▶ Problem: Copy each line of the entries that includes the word "user".

▶ Dataset entries:
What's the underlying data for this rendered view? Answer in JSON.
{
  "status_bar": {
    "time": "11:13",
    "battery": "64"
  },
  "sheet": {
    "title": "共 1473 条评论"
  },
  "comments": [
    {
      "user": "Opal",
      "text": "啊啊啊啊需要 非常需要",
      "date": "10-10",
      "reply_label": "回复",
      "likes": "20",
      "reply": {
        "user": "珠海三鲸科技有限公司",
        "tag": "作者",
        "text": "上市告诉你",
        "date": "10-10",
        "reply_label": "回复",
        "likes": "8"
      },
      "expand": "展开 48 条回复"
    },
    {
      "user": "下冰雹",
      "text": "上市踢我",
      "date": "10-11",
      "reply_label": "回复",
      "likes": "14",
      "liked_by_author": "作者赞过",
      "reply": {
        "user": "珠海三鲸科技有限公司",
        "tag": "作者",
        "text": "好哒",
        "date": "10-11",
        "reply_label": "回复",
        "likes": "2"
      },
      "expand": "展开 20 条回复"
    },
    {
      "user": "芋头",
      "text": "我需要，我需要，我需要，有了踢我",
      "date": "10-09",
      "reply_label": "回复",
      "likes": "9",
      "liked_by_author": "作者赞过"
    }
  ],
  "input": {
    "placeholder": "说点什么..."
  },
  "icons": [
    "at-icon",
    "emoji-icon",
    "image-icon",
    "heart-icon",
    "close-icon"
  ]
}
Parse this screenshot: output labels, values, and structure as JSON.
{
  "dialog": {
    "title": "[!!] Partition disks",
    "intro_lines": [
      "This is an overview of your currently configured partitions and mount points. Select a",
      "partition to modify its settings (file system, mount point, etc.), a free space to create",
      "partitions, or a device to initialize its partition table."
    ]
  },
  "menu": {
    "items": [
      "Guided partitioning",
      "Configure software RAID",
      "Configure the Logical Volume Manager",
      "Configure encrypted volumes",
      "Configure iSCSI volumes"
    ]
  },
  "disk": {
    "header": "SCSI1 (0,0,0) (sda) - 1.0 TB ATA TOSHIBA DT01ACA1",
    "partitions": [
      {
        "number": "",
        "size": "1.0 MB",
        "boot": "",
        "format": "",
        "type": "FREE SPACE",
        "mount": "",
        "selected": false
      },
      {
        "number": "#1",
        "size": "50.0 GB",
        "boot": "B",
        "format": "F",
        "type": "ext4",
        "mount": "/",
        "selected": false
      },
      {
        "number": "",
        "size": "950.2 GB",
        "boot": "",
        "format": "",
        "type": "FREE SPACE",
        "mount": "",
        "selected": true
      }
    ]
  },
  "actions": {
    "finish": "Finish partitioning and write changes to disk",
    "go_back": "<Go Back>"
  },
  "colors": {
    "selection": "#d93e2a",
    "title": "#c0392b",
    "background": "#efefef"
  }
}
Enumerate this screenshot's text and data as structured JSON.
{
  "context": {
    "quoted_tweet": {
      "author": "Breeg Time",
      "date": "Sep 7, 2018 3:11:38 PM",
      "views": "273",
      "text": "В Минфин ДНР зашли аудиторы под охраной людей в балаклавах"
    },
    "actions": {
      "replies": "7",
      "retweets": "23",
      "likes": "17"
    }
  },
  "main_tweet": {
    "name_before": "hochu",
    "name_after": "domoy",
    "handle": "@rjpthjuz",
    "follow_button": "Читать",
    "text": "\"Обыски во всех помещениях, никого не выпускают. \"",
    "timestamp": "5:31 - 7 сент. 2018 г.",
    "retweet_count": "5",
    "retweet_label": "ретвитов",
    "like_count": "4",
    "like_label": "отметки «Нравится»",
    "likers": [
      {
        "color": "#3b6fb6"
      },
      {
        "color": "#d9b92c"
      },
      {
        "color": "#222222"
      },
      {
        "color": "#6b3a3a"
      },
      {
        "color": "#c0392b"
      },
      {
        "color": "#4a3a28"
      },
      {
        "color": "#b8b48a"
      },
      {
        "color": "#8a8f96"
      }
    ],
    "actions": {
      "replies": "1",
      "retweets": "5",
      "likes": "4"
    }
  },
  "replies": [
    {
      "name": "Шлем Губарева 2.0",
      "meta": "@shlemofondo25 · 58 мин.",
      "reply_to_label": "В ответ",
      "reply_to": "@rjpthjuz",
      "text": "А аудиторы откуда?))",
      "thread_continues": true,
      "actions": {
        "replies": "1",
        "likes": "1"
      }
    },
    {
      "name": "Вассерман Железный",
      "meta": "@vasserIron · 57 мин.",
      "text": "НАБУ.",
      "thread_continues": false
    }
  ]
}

▶ Exercise solution:
      "user": "Opal",
        "user": "珠海三鲸科技有限公司",
      "user": "下冰雹",
        "user": "珠海三鲸科技有限公司",
      "user": "芋头",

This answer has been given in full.